We’re going on vacation! No, let me clarify that. We are going on a family trip. They are two completely different animals. When I think of vacation, I think of me lying face down on a massage table in the middle of some exotic rain forest, sipping a strategically perched piña colada out of a coconut shell. There are no people below the age of 15 allowed anywhere near my “vacation” locale. No worries about meal preparation, because we dine at gloriously adorned, trendy island haunts where there are no kids menus, no sippy cups and no whiny little people demanding your constant attention.
In contrast, we are heading to my home town, Chicago, for 4.75 days of family, old friends, and celebrations. BTW, our schedule really is optimized, based on many years of past research, to facilitate family familiarity and closeness, while desperately attempting to avoid the inevitable familial fighting, frustration and frenzy. Several years ago we concluded that the fifth day of any family visit resulted in me sobbing for hours in a corner of my old childhood bedroom and swearing to never return to the Windy City ever again. But f0ur days wasn’t quite enough time to see all of the warring factions of family members who, for whatever reason, can’t manage to be in the same room at the same time. Hence we schedule all trips back east for the carefully calculated 4.75 days.

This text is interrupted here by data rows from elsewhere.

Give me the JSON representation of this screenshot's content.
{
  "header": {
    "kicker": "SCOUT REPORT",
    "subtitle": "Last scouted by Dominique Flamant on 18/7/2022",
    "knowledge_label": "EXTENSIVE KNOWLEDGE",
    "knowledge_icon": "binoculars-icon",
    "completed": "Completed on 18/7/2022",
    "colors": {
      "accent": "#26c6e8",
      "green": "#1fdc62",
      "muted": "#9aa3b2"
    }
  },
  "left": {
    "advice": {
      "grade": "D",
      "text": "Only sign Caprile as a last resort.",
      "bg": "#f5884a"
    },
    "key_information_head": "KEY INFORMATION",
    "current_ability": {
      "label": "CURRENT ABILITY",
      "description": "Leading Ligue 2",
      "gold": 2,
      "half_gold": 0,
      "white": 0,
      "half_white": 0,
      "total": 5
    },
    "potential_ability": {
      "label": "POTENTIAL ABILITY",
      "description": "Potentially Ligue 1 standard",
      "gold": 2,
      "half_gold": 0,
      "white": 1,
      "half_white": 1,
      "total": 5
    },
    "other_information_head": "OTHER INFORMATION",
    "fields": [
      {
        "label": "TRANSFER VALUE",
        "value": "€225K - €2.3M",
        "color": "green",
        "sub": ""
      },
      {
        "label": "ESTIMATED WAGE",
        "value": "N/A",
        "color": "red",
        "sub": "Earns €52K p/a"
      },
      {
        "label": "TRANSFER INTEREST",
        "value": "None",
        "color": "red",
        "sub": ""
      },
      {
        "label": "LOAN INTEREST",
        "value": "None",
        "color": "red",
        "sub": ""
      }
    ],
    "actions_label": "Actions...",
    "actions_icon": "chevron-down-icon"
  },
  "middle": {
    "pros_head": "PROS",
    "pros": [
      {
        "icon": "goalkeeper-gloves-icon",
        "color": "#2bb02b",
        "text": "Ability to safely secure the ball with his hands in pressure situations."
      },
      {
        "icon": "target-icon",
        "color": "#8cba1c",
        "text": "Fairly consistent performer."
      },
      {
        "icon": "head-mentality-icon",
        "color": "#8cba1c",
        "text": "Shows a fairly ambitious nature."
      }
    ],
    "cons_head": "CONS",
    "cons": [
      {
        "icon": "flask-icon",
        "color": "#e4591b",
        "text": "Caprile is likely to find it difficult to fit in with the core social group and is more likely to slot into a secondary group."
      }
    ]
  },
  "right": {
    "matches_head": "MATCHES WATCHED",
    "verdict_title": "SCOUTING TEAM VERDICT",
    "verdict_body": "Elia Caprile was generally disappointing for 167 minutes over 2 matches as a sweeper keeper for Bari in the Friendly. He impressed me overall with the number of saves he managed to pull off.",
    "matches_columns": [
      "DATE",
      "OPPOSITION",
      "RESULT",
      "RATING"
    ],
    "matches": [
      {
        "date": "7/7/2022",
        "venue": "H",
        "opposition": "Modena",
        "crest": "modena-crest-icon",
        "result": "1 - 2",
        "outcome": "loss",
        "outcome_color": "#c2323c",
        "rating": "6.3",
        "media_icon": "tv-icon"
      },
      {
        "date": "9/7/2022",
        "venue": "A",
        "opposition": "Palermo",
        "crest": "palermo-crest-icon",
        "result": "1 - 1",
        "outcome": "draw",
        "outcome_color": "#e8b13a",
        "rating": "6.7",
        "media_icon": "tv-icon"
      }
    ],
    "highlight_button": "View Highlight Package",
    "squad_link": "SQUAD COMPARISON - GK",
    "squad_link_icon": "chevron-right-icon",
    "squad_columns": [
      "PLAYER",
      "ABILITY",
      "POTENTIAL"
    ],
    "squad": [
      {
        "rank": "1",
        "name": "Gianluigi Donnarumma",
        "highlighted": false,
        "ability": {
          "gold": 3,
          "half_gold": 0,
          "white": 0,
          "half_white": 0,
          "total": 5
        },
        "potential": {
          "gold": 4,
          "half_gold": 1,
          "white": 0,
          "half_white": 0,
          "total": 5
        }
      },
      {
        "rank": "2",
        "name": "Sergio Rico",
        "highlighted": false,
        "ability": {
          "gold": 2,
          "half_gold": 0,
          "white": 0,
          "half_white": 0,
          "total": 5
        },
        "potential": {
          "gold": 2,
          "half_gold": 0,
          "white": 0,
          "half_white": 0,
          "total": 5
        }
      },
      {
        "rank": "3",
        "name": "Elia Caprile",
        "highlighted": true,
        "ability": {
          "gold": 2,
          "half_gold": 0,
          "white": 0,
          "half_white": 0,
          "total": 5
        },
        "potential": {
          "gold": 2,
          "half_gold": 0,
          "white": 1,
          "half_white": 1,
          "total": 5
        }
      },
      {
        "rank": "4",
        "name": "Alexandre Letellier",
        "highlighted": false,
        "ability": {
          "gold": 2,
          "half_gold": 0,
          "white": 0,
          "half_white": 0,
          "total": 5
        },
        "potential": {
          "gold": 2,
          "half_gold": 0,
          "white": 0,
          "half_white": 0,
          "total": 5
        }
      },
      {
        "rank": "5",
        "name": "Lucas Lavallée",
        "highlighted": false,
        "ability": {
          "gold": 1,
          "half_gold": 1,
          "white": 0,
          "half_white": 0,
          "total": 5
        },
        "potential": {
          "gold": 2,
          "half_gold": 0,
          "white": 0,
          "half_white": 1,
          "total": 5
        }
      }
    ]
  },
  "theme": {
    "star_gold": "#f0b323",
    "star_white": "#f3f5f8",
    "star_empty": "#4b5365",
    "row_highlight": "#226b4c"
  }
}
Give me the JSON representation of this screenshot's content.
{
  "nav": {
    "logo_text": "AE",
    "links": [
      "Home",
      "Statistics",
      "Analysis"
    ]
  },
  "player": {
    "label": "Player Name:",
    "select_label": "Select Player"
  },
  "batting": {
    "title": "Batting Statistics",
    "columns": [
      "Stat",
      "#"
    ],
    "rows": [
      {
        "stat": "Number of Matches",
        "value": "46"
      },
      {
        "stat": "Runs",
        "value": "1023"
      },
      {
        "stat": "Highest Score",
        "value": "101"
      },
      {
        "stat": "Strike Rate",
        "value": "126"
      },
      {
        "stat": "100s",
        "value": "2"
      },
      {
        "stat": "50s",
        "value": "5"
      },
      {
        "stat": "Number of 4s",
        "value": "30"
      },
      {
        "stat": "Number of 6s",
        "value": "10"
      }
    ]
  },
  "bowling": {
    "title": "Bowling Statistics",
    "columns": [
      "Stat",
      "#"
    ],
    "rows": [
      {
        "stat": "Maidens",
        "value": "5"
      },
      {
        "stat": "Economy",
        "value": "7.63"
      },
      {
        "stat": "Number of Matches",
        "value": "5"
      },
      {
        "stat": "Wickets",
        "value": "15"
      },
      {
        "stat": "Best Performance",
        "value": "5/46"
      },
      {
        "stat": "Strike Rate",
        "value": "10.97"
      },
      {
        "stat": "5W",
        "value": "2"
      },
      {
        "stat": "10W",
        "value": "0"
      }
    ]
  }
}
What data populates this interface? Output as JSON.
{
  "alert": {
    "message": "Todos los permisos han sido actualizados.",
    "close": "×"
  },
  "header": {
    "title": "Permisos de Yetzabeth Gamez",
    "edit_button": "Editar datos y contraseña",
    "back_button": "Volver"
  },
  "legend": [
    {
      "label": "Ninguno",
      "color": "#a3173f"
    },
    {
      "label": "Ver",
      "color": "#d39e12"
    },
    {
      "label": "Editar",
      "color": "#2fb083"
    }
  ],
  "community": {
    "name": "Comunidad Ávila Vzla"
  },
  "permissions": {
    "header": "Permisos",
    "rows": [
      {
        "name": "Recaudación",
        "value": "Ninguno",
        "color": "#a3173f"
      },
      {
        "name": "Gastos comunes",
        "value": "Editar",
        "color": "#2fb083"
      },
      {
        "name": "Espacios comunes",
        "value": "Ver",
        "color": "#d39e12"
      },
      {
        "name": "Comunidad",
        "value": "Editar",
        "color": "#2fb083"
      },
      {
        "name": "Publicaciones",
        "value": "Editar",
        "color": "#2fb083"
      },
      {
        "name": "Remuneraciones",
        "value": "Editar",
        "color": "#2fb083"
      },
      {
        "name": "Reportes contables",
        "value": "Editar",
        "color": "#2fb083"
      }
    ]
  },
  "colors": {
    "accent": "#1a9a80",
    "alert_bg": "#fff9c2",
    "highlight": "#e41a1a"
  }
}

The optimist in me is excited about the trip. The realist, leery. I don’t think we ever stop wishing for the perfect family where everyone loves each other unconditionally, would go to the ends of the earth for one another and fights tooth and nail to grab the check first at the end of a meal. Well, one out of three isn’t so bad. And no, I’m not saying which one.
We’ve got a lot planned and the last week or two my kids have been on super-sensitive and whiny mode. It’s been maddening and I’m deeply concerned about how to muddle through the next week. My husband drew up a contract and challenged all of us to sign it. As I’ve said before, he really would’ve made an excellent attorney. For my part, I have to control my tendency to scream like a madwoman and curb my propensity for vulgarity. (It’s ugly, but I believe in full disclosure). The boys contracted not to whine, wail, wallop or whimper during our travel time. They agreed to “go with the flow,” sometimes compromise and do what other family members want to do, and be respectful, kind and warm to everyone they meet (especially adults.) That is also the husband-specific contractual agreement. It will be harder for him than the kids.
The consequences of failure to comply? Only those of us who honor the contract will be included in next month’s family outing to Seattle. We’ve discussed it and honestly have every intention of staying true to this. Zero tolerance. Anyone who breaks the contract stays home with a mean old sitter we’re on the prowl for who makes little boys eat liver and onions and doesn’t believe in chocolate chip cookies. If you know anyone, please forward her resume. I have a sinking suspicion that we’ll be hiring.